*Assignment*.
List every line below containing "description".

*Task material*.
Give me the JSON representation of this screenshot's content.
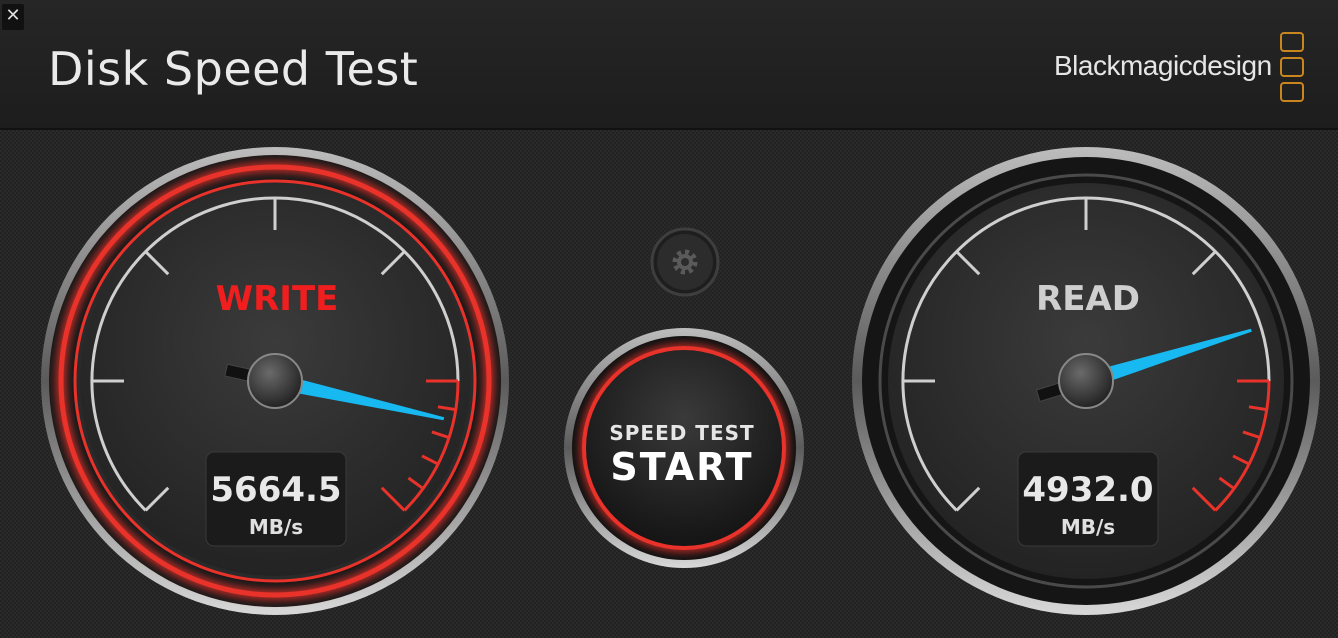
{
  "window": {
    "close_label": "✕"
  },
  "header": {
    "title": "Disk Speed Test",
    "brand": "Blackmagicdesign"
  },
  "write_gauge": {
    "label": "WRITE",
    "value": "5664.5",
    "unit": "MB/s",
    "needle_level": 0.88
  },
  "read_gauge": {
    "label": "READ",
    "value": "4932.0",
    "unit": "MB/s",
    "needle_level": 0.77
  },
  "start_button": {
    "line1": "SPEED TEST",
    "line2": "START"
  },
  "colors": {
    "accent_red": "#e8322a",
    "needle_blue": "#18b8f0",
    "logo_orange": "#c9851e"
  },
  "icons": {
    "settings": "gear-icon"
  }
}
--
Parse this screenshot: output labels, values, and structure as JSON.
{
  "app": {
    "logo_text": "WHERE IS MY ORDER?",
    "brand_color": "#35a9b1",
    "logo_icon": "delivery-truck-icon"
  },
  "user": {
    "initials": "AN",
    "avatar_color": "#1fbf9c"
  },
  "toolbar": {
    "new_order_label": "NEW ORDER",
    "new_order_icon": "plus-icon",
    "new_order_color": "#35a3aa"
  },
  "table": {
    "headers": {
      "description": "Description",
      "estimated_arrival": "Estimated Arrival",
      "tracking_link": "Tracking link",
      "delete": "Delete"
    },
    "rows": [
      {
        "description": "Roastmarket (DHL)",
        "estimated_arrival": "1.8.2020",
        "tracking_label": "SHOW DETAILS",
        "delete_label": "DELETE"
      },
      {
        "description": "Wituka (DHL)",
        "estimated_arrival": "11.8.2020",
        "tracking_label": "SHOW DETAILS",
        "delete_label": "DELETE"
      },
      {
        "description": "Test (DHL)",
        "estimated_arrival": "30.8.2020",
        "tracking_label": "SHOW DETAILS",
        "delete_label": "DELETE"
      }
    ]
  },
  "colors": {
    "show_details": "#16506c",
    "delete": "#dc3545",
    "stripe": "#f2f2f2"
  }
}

*Answer area*.
      "description": "Description",
        "description": "Roastmarket (DHL)",
        "description": "Wituka (DHL)",
        "description": "Test (DHL)",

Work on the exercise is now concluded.